System.out.println(j+","+k);
k++;
}
}
}

}

private void generateReport(){
System.out.println("Progress Report \n");
for(int i = 0 ;i<=sec.length;i++)
{
System.out.println("Section " +(i+1));
for(int j = 0; j<=sec[i];j++)
{
System.out.println(student[i][j].getName() + " " + student[i][j].getAverage() + " " + student[i][j].getGrade());
}
}
}
}

I get this output:
Code:
Johnson
90.6
A
0,0
Aniston
81.2
B
0,1
Cooper
82.2
B
0,2
Gupta
72.2
C
0,3
Blair
52.2
F
0,4
Clark
59.2
F
1,0
Kennedy
63.4
D
1,1
Bronson
90.0
A
1,2
Sunny
84.8
B
1,3
Smith
75.4
C
1,4
Diana
68.8
D
1,5
Progress Report
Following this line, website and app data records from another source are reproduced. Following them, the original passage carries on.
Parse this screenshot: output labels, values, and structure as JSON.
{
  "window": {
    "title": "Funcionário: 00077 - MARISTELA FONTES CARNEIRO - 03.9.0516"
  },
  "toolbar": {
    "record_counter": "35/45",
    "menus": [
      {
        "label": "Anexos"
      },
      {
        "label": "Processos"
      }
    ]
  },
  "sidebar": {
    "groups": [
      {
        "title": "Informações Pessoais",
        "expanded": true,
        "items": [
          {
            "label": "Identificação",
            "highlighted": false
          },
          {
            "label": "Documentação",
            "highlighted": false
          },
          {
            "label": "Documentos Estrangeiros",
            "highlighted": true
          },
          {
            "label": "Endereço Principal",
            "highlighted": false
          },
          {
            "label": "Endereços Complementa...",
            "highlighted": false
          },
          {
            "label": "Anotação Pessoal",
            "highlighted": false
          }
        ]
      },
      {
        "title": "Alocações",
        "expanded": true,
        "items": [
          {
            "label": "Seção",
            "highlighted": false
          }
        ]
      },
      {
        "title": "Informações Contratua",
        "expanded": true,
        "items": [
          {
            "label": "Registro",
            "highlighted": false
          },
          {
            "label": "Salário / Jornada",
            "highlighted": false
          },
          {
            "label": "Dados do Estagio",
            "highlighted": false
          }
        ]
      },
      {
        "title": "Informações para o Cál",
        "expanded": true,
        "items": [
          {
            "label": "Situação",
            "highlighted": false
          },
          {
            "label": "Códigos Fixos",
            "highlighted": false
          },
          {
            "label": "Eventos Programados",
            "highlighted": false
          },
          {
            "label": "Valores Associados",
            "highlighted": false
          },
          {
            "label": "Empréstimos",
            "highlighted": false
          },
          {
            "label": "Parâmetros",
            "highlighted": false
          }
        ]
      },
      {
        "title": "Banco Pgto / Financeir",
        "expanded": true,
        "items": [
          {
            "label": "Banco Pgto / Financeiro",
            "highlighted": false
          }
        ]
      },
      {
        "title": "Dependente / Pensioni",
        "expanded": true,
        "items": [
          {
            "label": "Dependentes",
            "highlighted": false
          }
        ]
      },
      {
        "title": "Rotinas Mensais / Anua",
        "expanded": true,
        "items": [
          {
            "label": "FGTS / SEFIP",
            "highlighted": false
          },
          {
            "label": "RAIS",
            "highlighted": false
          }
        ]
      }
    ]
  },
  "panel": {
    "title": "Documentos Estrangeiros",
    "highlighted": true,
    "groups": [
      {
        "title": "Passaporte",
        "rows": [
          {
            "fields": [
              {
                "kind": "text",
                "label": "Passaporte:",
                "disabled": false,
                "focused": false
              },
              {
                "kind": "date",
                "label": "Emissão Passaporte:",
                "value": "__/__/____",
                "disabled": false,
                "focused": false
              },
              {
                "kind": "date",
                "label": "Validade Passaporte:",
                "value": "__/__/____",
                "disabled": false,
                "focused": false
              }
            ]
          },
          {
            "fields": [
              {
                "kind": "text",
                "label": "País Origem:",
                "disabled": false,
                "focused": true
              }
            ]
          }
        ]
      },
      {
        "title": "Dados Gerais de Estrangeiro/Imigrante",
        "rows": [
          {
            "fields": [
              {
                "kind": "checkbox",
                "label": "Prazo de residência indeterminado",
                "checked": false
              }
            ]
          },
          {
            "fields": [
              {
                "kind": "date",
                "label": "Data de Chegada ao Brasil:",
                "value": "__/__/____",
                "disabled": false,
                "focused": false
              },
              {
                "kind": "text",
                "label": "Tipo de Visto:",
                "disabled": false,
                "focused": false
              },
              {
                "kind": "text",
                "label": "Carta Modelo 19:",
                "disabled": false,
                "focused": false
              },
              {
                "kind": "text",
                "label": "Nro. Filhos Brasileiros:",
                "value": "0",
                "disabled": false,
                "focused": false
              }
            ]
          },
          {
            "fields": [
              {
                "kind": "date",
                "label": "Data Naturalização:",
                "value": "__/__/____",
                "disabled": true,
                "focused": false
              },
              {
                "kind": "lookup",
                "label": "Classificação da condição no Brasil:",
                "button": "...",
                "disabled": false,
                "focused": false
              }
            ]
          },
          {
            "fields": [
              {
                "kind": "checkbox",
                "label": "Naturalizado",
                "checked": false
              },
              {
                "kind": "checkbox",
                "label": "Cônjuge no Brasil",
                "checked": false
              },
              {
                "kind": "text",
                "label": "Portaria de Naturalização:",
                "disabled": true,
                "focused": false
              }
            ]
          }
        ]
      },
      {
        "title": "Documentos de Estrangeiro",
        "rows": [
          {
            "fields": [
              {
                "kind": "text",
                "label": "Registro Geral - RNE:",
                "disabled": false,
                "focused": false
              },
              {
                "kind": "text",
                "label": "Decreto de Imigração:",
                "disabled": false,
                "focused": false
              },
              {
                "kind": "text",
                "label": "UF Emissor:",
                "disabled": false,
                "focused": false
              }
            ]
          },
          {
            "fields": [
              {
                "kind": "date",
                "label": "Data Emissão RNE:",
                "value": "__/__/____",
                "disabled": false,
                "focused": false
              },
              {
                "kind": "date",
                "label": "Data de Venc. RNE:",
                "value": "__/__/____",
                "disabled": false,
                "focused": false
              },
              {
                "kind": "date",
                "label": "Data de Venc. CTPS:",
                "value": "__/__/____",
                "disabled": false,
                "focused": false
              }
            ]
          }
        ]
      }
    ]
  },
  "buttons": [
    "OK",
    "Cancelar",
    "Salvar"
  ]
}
Section 1
Johnson 90.6 A
at ProgressReport.generateReport(ProgressReport.java:117)
at ProgressReport.<init>(ProgressReport.java:18)
at Lab1A.main(Lab1A.java:6)
Everything works greatly as I'm filling the array initially. I get everything exactly as it should be, including the indices of the student. However, I am getting null pointer exception when I try to access students[0][1].getName(). Not 0,0 . Only for this 0,1. However, if you look up, I am filling students[0][1] with a student with name Aniston, average 81.2, grade B.

Gold Member
... It's filling properly, but somewhere I'm overriding (0,1)-(0,5)
via the variable explorer and some breakpoints...

Gold Member
Ok, I found it. I was resetting k to zero, and then cloning, for kk < k, so switching to kk <sec[jj] fixed my issue.

Gold Member
On a somewhat unrelated note, does anyone know how I can swap the position of "outline" and "variables" in eclipse Neon? Currently, outline appears on the rhs, and variables likes to be on the top. I would rather have variables on the side, so I can minimize outline and have my actual code be large vertically, on the LHS and my variables large on the RHS.